A report released Tuesday by the city's Independent Budget Office found that the share of the city budget devoted to lawsuit outlays doubled from 1990 to 2004. And the whopping $575 million the city spent to settle lawsuits in 2004 is expected to balloon to nearly $800 million by 2010.
The 2004 figure testifies eloquently to the cost of the Litigation Lobby's stranglehold on Albany. It amounts to $71 for every man, woman and child in the city, a sum that gets passed directly into the city's tax burden. (Although trial lawyers like to portray the liability crisis as one of the insurance system rather than of the lawsuit system, New York City happens to be self-insured, so the raw numbers tell the tale.)
Is this just the inevitable cost of running a big city? Well, the 2004 budget for the city of Denver is available online, and it includes a line item for liability claims of — no misprint —$3.9 million, a number that would practically disappear as a rounding error in Gotham's legal budget. That's $7 per resident, about one-tenth the burden New York taxpayers face.
Yes, New York's government does more than Denver's — especially in running hospitals — but much of the tenfold difference per capita remains once you control for such factors. And the $575 million figure doesn't include several huge sources of lawsuit exposure for New York taxpayers — starting with the MTA, with its subways and buses, and the Port Authority, which was a magnet for liability lawsuits even before 9/11. Add them to the count, and you'd vault the figures far higher.

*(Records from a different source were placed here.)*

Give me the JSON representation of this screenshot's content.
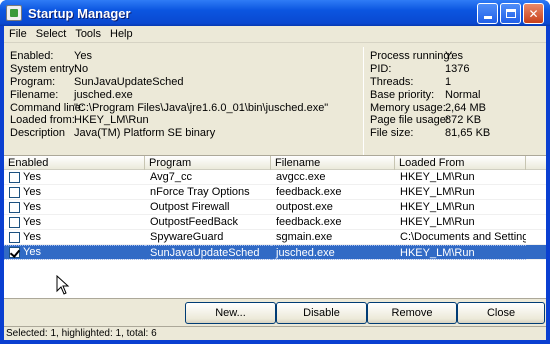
{
  "window": {
    "title": "Startup Manager"
  },
  "menu": [
    "File",
    "Select",
    "Tools",
    "Help"
  ],
  "details_left": [
    {
      "label": "Enabled:",
      "value": "Yes"
    },
    {
      "label": "System entry:",
      "value": "No"
    },
    {
      "label": "Program:",
      "value": "SunJavaUpdateSched"
    },
    {
      "label": "Filename:",
      "value": "jusched.exe"
    },
    {
      "label": "Command line:",
      "value": "\"C:\\Program Files\\Java\\jre1.6.0_01\\bin\\jusched.exe\""
    },
    {
      "label": "Loaded from:",
      "value": "HKEY_LM\\Run"
    },
    {
      "label": "Description",
      "value": "Java(TM) Platform SE binary"
    }
  ],
  "details_right": [
    {
      "label": "Process running:",
      "value": "Yes"
    },
    {
      "label": "PID:",
      "value": "1376"
    },
    {
      "label": "Threads:",
      "value": "1"
    },
    {
      "label": "Base priority:",
      "value": "Normal"
    },
    {
      "label": "Memory usage:",
      "value": "2,64 MB"
    },
    {
      "label": "Page file usage:",
      "value": "872 KB"
    },
    {
      "label": "File size:",
      "value": "81,65 KB"
    }
  ],
  "table": {
    "columns": [
      "Enabled",
      "Program",
      "Filename",
      "Loaded From"
    ],
    "rows": [
      {
        "enabled": "Yes",
        "checked": false,
        "program": "Avg7_cc",
        "filename": "avgcc.exe",
        "loaded_from": "HKEY_LM\\Run"
      },
      {
        "enabled": "Yes",
        "checked": false,
        "program": "nForce Tray Options",
        "filename": "feedback.exe",
        "loaded_from": "HKEY_LM\\Run"
      },
      {
        "enabled": "Yes",
        "checked": false,
        "program": "Outpost Firewall",
        "filename": "outpost.exe",
        "loaded_from": "HKEY_LM\\Run"
      },
      {
        "enabled": "Yes",
        "checked": false,
        "program": "OutpostFeedBack",
        "filename": "feedback.exe",
        "loaded_from": "HKEY_LM\\Run"
      },
      {
        "enabled": "Yes",
        "checked": false,
        "program": "SpywareGuard",
        "filename": "sgmain.exe",
        "loaded_from": "C:\\Documents and Setting..."
      },
      {
        "enabled": "Yes",
        "checked": true,
        "selected": true,
        "program": "SunJavaUpdateSched",
        "filename": "jusched.exe",
        "loaded_from": "HKEY_LM\\Run"
      }
    ]
  },
  "buttons": {
    "new": "New...",
    "disable": "Disable",
    "remove": "Remove",
    "close": "Close"
  },
  "status": "Selected: 1, highlighted: 1, total: 6",
  "colors": {
    "titlebar": "#0b55e0",
    "selection": "#316ac5",
    "face": "#ece9d8"
  }
}
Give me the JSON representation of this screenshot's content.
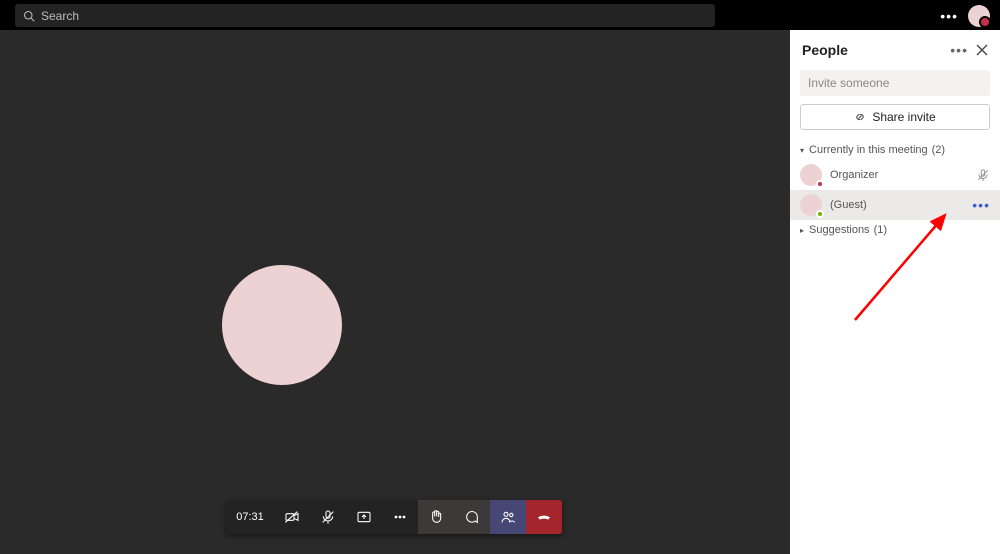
{
  "topbar": {
    "search_placeholder": "Search"
  },
  "call": {
    "timer": "07:31"
  },
  "panel": {
    "title": "People",
    "invite_placeholder": "Invite someone",
    "share_label": "Share invite",
    "sections": {
      "current": {
        "label": "Currently in this meeting",
        "count": "(2)"
      },
      "suggestions": {
        "label": "Suggestions",
        "count": "(1)"
      }
    },
    "participants": [
      {
        "label": "Organizer",
        "presence": "busy",
        "muted": true
      },
      {
        "label": "(Guest)",
        "presence": "avail",
        "more": true
      }
    ]
  },
  "colors": {
    "avatar": "#ecd2d2",
    "hangup": "#a4262c",
    "people_active": "#464775"
  }
}
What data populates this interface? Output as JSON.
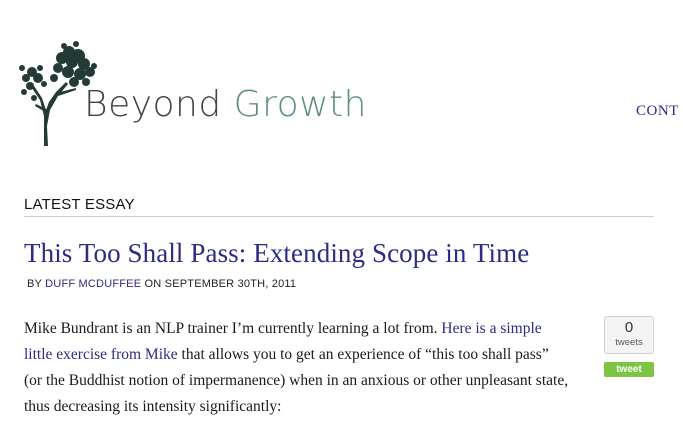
{
  "brand": {
    "word1": "Beyond",
    "word2": "Growth"
  },
  "nav": {
    "contact": "CONT"
  },
  "section": {
    "heading": "LATEST ESSAY"
  },
  "post": {
    "title": "This Too Shall Pass: Extending Scope in Time",
    "byline_prefix": "BY",
    "author": "DUFF MCDUFFEE",
    "date_text": "ON SEPTEMBER 30TH, 2011",
    "para_part1": "Mike Bundrant is an NLP trainer I’m currently learning a lot from. ",
    "para_link": "Here is a simple little exercise from Mike",
    "para_part2": " that allows you to get an experience of “this too shall pass” (or the Buddhist notion of impermanence) when in an anxious or other unpleasant state, thus decreasing its intensity significantly:"
  },
  "share": {
    "count": "0",
    "count_label": "tweets",
    "button_label": "tweet"
  },
  "colors": {
    "link": "#2d2b83",
    "brand_dark": "#3f4542",
    "brand_green": "#5f8f7c",
    "tweet_green": "#7cc441"
  }
}
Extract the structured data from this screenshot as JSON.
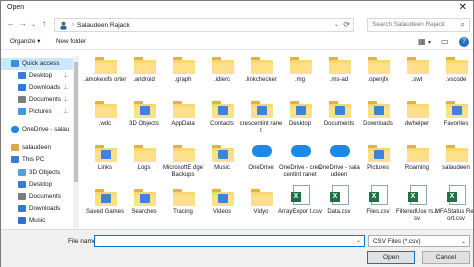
{
  "window": {
    "title": "Open",
    "close_glyph": "✕"
  },
  "nav": {
    "back": "←",
    "forward": "→",
    "history": "⌄",
    "up": "↑"
  },
  "address": {
    "path": "Salaudeen Rajack",
    "separator": "›",
    "chevron": "⌄",
    "refresh": "⟳"
  },
  "search": {
    "placeholder": "Search Salaudeen Rajack",
    "icon": "⌕"
  },
  "cmdbar": {
    "organize": "Organize ▾",
    "new_folder": "New folder",
    "view_icon": "▦",
    "view_chevron": "▾",
    "pane_icon": "▭",
    "help_icon": "?"
  },
  "sidebar": {
    "items": [
      {
        "label": "Quick access",
        "icon": "star-icon",
        "pinned": false,
        "selected": true,
        "indent": 0
      },
      {
        "label": "Desktop",
        "icon": "desktop-icon",
        "pinned": true,
        "indent": 1
      },
      {
        "label": "Downloads",
        "icon": "download-icon",
        "pinned": true,
        "indent": 1
      },
      {
        "label": "Documents",
        "icon": "documents-icon",
        "pinned": true,
        "indent": 1
      },
      {
        "label": "Pictures",
        "icon": "pictures-icon",
        "pinned": true,
        "indent": 1
      },
      {
        "label": "OneDrive - salau",
        "icon": "cloud-icon",
        "pinned": false,
        "indent": 0
      },
      {
        "label": "salaudeen",
        "icon": "user-icon",
        "pinned": false,
        "indent": 0
      },
      {
        "label": "This PC",
        "icon": "pc-icon",
        "pinned": false,
        "indent": 0
      },
      {
        "label": "3D Objects",
        "icon": "cube-icon",
        "pinned": false,
        "indent": 1
      },
      {
        "label": "Desktop",
        "icon": "desktop-icon",
        "pinned": false,
        "indent": 1
      },
      {
        "label": "Documents",
        "icon": "documents-icon",
        "pinned": false,
        "indent": 1
      },
      {
        "label": "Downloads",
        "icon": "download-icon",
        "pinned": false,
        "indent": 1
      },
      {
        "label": "Music",
        "icon": "music-icon",
        "pinned": false,
        "indent": 1
      }
    ],
    "pin_glyph": "📌"
  },
  "files": [
    {
      "name": ".amokexifs orter",
      "type": "folder"
    },
    {
      "name": ".android",
      "type": "folder"
    },
    {
      "name": ".graph",
      "type": "folder"
    },
    {
      "name": ".idlerc",
      "type": "folder"
    },
    {
      "name": ".linkchecker",
      "type": "folder"
    },
    {
      "name": ".mg",
      "type": "folder"
    },
    {
      "name": ".ms-ad",
      "type": "folder"
    },
    {
      "name": ".openjfx",
      "type": "folder"
    },
    {
      "name": ".swt",
      "type": "folder"
    },
    {
      "name": ".vscode",
      "type": "folder"
    },
    {
      "name": ".wdc",
      "type": "folder"
    },
    {
      "name": "3D Objects",
      "type": "special-folder"
    },
    {
      "name": "AppData",
      "type": "folder"
    },
    {
      "name": "Contacts",
      "type": "special-folder"
    },
    {
      "name": "crescentint ranet",
      "type": "special-folder"
    },
    {
      "name": "Desktop",
      "type": "special-folder"
    },
    {
      "name": "Documents",
      "type": "special-folder"
    },
    {
      "name": "Downloads",
      "type": "special-folder"
    },
    {
      "name": "dwhelper",
      "type": "folder"
    },
    {
      "name": "Favorites",
      "type": "special-folder"
    },
    {
      "name": "Links",
      "type": "special-folder"
    },
    {
      "name": "Logs",
      "type": "folder"
    },
    {
      "name": "MicrosoftE dgeBackups",
      "type": "folder"
    },
    {
      "name": "Music",
      "type": "special-folder"
    },
    {
      "name": "OneDrive",
      "type": "cloud"
    },
    {
      "name": "OneDrive - crescentint ranet",
      "type": "cloud"
    },
    {
      "name": "OneDrive - salaudeen",
      "type": "cloud"
    },
    {
      "name": "Pictures",
      "type": "special-folder"
    },
    {
      "name": "Roaming",
      "type": "folder"
    },
    {
      "name": "salaudeen",
      "type": "folder"
    },
    {
      "name": "Saved Games",
      "type": "special-folder"
    },
    {
      "name": "Searches",
      "type": "special-folder"
    },
    {
      "name": "Tracing",
      "type": "folder"
    },
    {
      "name": "Videos",
      "type": "special-folder"
    },
    {
      "name": "Vidyo",
      "type": "folder"
    },
    {
      "name": "ArrayExpor t.csv",
      "type": "csv"
    },
    {
      "name": "Data.csv",
      "type": "csv"
    },
    {
      "name": "Files.csv",
      "type": "csv"
    },
    {
      "name": "FilteredUse rs.csv",
      "type": "csv"
    },
    {
      "name": "MFAStatus Report.csv",
      "type": "csv"
    }
  ],
  "bottom": {
    "file_name_label": "File name:",
    "file_name_value": "",
    "file_type": "CSV Files (*.csv)",
    "open_button": "Open",
    "cancel_button": "Cancel",
    "chevron": "⌄"
  },
  "colors": {
    "selection": "#cce8ff",
    "accent": "#0078d7",
    "folder": "#f8d775"
  }
}
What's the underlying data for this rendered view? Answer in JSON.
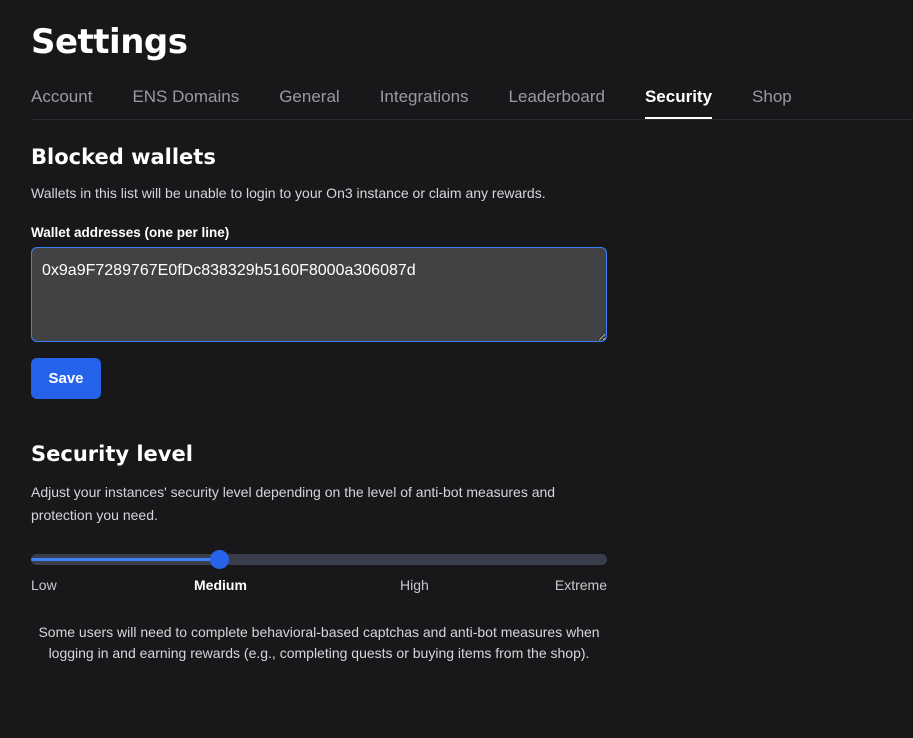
{
  "page": {
    "title": "Settings"
  },
  "tabs": [
    {
      "label": "Account",
      "active": false
    },
    {
      "label": "ENS Domains",
      "active": false
    },
    {
      "label": "General",
      "active": false
    },
    {
      "label": "Integrations",
      "active": false
    },
    {
      "label": "Leaderboard",
      "active": false
    },
    {
      "label": "Security",
      "active": true
    },
    {
      "label": "Shop",
      "active": false
    }
  ],
  "blocked_wallets": {
    "title": "Blocked wallets",
    "description": "Wallets in this list will be unable to login to your On3 instance or claim any rewards.",
    "field_label": "Wallet addresses (one per line)",
    "value": "0x9a9F7289767E0fDc838329b5160F8000a306087d",
    "save_label": "Save"
  },
  "security_level": {
    "title": "Security level",
    "description": "Adjust your instances' security level depending on the level of anti-bot measures and protection you need.",
    "levels": [
      "Low",
      "Medium",
      "High",
      "Extreme"
    ],
    "selected_index": 1,
    "selected_label": "Medium",
    "slider_fraction": 0.3333,
    "note": "Some users will need to complete behavioral-based captchas and anti-bot measures when logging in and earning rewards (e.g., completing quests or buying items from the shop)."
  },
  "colors": {
    "background": "#18181a",
    "accent": "#2563eb",
    "track": "#3a3d4c",
    "input_bg": "#424244"
  }
}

The bigger story here is not just the continued growth in lawsuit outlays. It's that Gotham was already facing a crisis in liability payouts 10 or 15 years ago, and things keep getting worse rather than better, despite the vocal complaints of virtually every mayor.
And also despite some concerted efforts by the city to limit its exposure. Sidewalk slip-fall claims are off sharply, for example, because of a 2003 law backed by Bloomberg that sticks adjacent property owners (as opposed to City Hall) with liability for many slip-falls. Victor Serby, a. New York attorney who often represents plaintiffs, says the Health and Hospitals Corp. has acted lately to clean up its chaotic patient record-keeping, a step that is likely to help the city in its defense of malpractice claims.
Overall, 30 percent of city lawsuit outlays go to medical liability claims, where million-dollar payouts are common. The most important category of these claims by far are cases of infant brain damage, most of which are not avoidable by obstetricians no matter how skillfully they practice, but which (particularly before plaintiff-friendly Bronx and Brooklyn juries) can generate enormous verdicts even when they rest on highly -doubtful scientific theories of blame. In fact, the most likely hope for reducing the incidence of these cases is probably improved social conditions (e.g. fewer premature births, less substance abuse by moms), rather than error-free obstetrics.
Attorney Ellen Lombardi, with the city's Law Department, said the state's appeals courts are more willing to uphold high verdicts than formerly. Plus, the city's new push to settle cases early has led to some short-term bulging of outlays.
The city has some highly regarded legal talent, and it's quite possible its strategy is sound. But the overall direction of the numbers is unlikely to improve any time soon.
Why not? Some judges in the city's own back yard are considered deeply unsympathetic to the city as defendant. But the wider reason lies in Albany: New York is one of the very few states that has enacted little or no liability reform worth the name.
And that's exactly the way the immensely successful trial-lawyer lobby — along with its favorite representative, Assembly Speaker Sheldon Silver of Weitz & Luxenberg —aims to keep it.